Training, policies and tools to help HR prevent and respond to harassment claims.
Is your employee handbook keeping up with the changing world of work? With SHRM's Employee Handbook Builder get peace of mind that your handbook is up-to-date.
Develop your HR competencies and knowledge in-person in 12 U.S. cities or virtually.
#SHRM18 will expand your perspective – on your organization, on your career, and on the way you approach HR. Join us in Chicago June 17-20, 2018
[Updated Oct. 1: Congress has not imposed these fees.]
If Congress doesn’t act by Sept. 30, 2015, companies with U.S. workforces comprised of a majority of H-1B and L-1 temporary visa holders will no longer have to pay additional fees for visa applications.
Known as the 50/50 fee, it applies to companies with more than 50 employees in the United States and more than 50 percent of workers on the guestworker visas.
Since 2010, there has been a $2,000 fee imposed on H-1B visa applications and a $2,250 fee on L-1 visa applications, in addition to the regular processing fees. The 50/50 fee revenue was originally earmarked to help fund a $600 million border security initiative before being reallocated in 2014 to help pay the medical needs of 9/11 first responders.
“As of September 23, an extension of the fee had not been included in the continuing resolution, the legislative vehicle to keep the government funded beyond September 30 [if the U.S. Congress fails to pass a budget by the end of the month],” said Rebecca Peters, director and counsel for legislative affairs at the Council for Global Immigration.
The fees have the largest impact on IT service providers from India, which send thousands of H-1B workers to the U.S. every year.
Angelo Paparelli, a partner in the business immigration practice group at Seyfarth Shaw, believes the fee should expire at the end of September and said it was originally intended to expire since it was brought on due to an “emergency requirement” at that time.

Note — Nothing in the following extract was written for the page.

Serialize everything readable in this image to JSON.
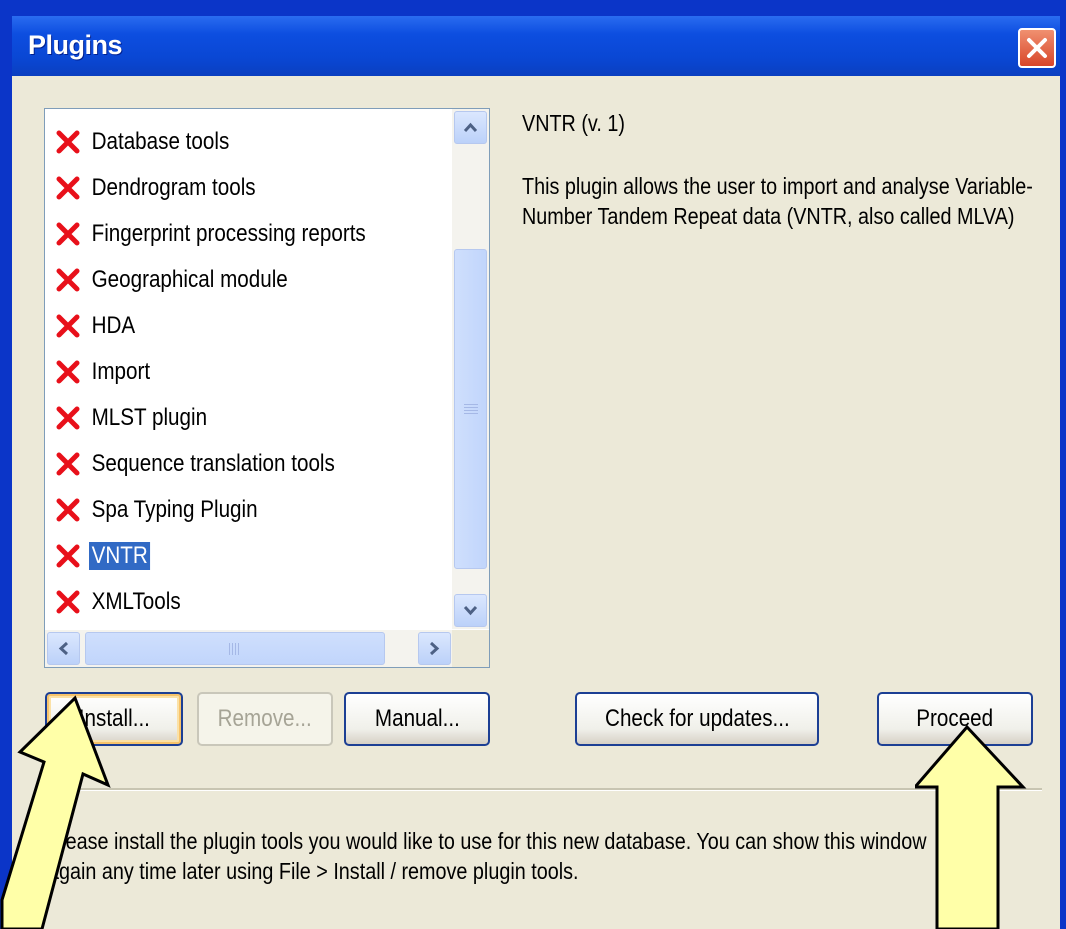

“The apparent emergency at that time involved the need to increase staffing and resources to protect the Southern border,” Paparelli said. “Congress has never explained, however, the supposed relationship between border protection against unlawful entries from Mexico and law-abiding employers relying on the employment-based H-1B and L-1 visa categories. Unless Congress clearly establishes the connection between the two unrelated subjects, employers using provisions of the Immigration and Nationality Act lawfully should not be required to finance public protections that benefit everyone in the United States.”

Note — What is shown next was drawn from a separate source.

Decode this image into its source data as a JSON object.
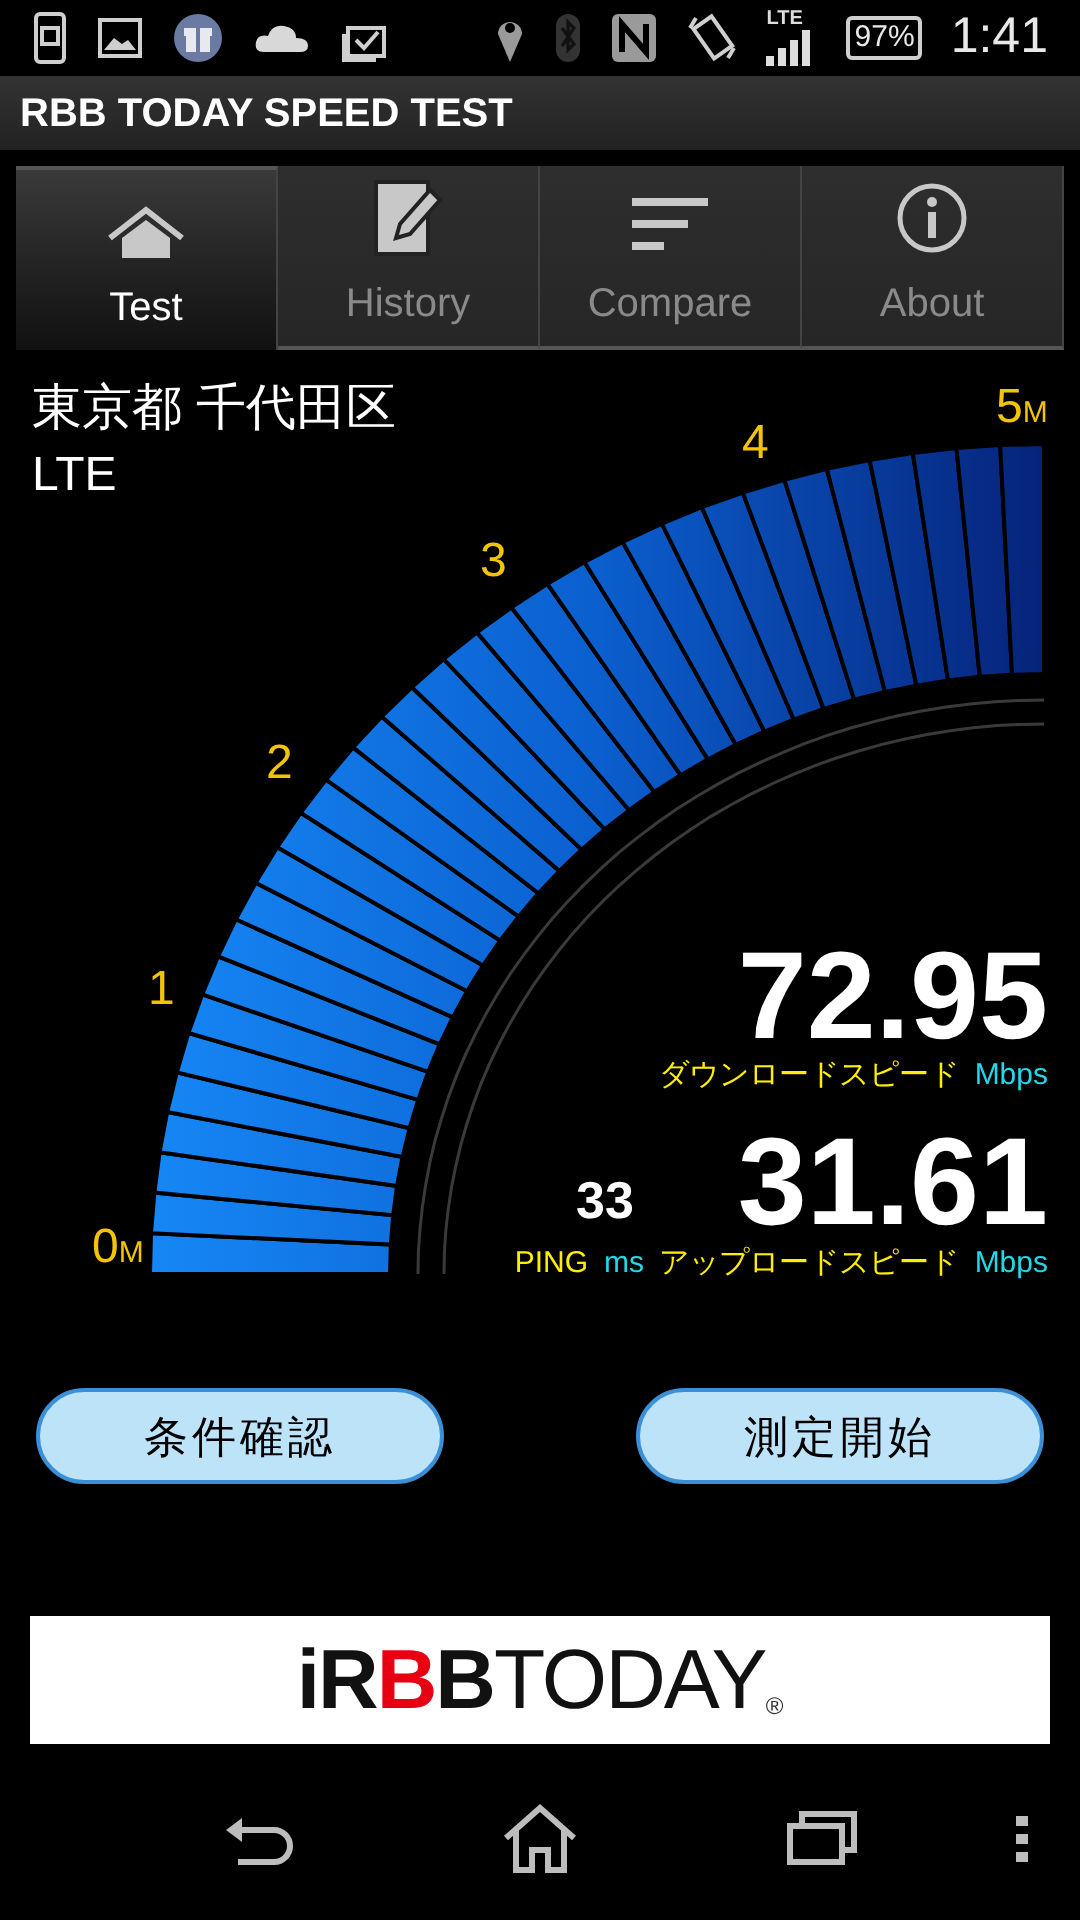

Russ Harrison, director of government relations for the engineering association IEEE-USA, provided a different opinion: “The fee itself is an embarrassment. For the privilege of replacing American workers with non-American workers, the outsourcing contractor has to pay $2,000 once. It’s obviously not enough—not as a fee, and not as a policy.”
Harrison suggested that the fee be added to the continuing resolution to fund the federal budget currently being debated in Congress.
“If the fee lapses, it is very likely Congress would attempt to extend it at some point in the near future,” Peters said. “What is critical to remember is the H-1B and L-1B visa programs help America compete in a global economy.”
Roy Maurer is an online editor/manager for SHRM.
Follow him @SHRMRoy
SHRM OnlineStaffing Management page
You have successfully saved this page as a bookmark.
Please confirm that you want to proceed with deleting bookmark.
You have successfully removed bookmark.
Please log in as a SHRM member before saving bookmarks.
Your session has expired. Please log in again before saving bookmarks.
Please purchase a SHRM membership before saving bookmarks.
An error has occurred
Recommended for you
Choose from dozens of free webcasts on the most timely HR topics.
SHRM’s HR Vendor Directory contains over 3,200 companies